British Prime Minister Rishi Sunak is set to win parliamentary approval on Wednesday for a key element of a post-Brexit deal on Northern Ireland, a victory tainted by a lack of support from the province’s biggest unionist party and some of his lawmakers.
Sunak has sought to end years of wrangling over Brexit by revisiting one of the trickiest parts of the negotiations – to ensure smooth trade to Northern Ireland without creating a so-called hard border with Britain or the European Union.

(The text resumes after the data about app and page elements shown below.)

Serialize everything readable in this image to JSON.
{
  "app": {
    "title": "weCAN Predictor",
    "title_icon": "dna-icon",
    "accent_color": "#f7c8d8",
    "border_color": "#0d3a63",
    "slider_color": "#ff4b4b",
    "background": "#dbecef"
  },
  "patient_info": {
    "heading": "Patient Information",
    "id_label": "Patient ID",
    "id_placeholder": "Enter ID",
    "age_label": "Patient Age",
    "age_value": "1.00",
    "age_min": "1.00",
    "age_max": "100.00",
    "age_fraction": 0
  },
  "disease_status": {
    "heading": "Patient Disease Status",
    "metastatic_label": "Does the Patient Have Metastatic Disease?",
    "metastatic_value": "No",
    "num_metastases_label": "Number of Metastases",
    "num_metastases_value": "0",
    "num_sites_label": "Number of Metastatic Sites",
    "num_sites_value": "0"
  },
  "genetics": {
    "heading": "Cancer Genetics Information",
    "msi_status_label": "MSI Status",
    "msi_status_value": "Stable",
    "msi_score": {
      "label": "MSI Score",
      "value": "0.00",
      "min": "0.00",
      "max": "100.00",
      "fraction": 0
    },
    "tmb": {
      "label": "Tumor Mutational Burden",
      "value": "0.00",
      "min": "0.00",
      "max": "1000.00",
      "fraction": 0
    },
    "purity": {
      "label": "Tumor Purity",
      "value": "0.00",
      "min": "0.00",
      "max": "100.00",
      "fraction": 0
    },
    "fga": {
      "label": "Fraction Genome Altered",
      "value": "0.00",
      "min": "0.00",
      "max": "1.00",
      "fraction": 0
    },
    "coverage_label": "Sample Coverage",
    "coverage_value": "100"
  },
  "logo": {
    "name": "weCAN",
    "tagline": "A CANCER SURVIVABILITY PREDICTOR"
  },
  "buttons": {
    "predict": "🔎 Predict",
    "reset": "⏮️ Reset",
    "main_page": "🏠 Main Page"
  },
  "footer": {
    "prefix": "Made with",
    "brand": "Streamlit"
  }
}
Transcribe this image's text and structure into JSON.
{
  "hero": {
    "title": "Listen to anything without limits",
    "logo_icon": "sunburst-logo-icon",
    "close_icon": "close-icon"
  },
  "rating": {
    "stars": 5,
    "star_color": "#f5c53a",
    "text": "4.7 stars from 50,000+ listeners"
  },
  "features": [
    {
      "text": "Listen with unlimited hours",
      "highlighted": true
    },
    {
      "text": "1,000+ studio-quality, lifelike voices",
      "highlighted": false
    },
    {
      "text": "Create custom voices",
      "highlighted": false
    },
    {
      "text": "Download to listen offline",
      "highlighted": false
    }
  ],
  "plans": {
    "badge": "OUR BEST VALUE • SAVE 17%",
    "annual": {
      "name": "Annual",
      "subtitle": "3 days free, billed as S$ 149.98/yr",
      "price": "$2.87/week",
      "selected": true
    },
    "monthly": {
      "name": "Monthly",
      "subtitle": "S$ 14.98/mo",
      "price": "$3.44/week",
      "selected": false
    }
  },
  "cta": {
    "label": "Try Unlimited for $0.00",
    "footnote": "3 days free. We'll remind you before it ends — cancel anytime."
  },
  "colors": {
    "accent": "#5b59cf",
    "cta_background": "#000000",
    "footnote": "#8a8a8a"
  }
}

He agreed with the EU to introduce the “Stormont brake”, aimed at offering Northern Ireland more control over whether to accept any new EU laws, as part of the so-called Windsor Framework of measures to soothe post-Brexit tensions.But in Wednesday’s vote in the lower house of parliament, those he most wanted to win over – Northern Ireland’s Democratic Unionist Party (DUP) and some Conservative eurosceptics in the European Research Group (ERG) plus former Prime Minister Boris Johnson – are set to rebel.
But in Wednesday’s vote in the lower house of parliament, those he most wanted to win over – Northern Ireland’s Democratic Unionist Party (DUP) and some Conservative eurosceptics in the European Research Group (ERG) plus former Prime Minister Boris Johnson – are set to rebel.
Despite the opposition, Sunak is expected to win the vote – the rebellion from the ERG is likely to be contained to still give the Conservatives a majority and if not, the main opposition Labour Party said it would back the government.
Sunak’s spokesperson has urged lawmakers to support the Stormont brake.
“(It) fundamentally restores or deals with the democratic deficit that existed,” the spokesperson said.
The brake enables Britain to prevent new EU laws applying to goods in Northern Ireland if asked to do so by a third of lawmakers in the province’s devolved legislature. The DUP has complained that it does not apply to existing EU law.
Sunak hailed securing the deal last month as a “decisive breakthrough”, one which would ease post-Brexit trade between Britain and Northern Ireland, firmly root the province’s place in the United Kingdom and give lawmakers there a say in whether they must implement EU law.
But the DUP has said the new deal does little to ease its concerns over the post-Brexit trading arrangements, saying the “brake does not deal with the fundamental issue which is the imposition of EU law”.
The DUP has for a year boycotted Northern Ireland’s power-sharing government over its opposition to the post-Brexit trade rules, which effectively leaves the province in the EU’s single market for goods and means it has to follow some of the bloc’s rules.
For his part, Johnson said the new arrangements would mean Northern Ireland could diverge further from the rest of Britain or the alternative was that Britain did not properly diverge from the EU.
“That is not acceptable. I will be voting against the proposed arrangements today,” he said in a statement.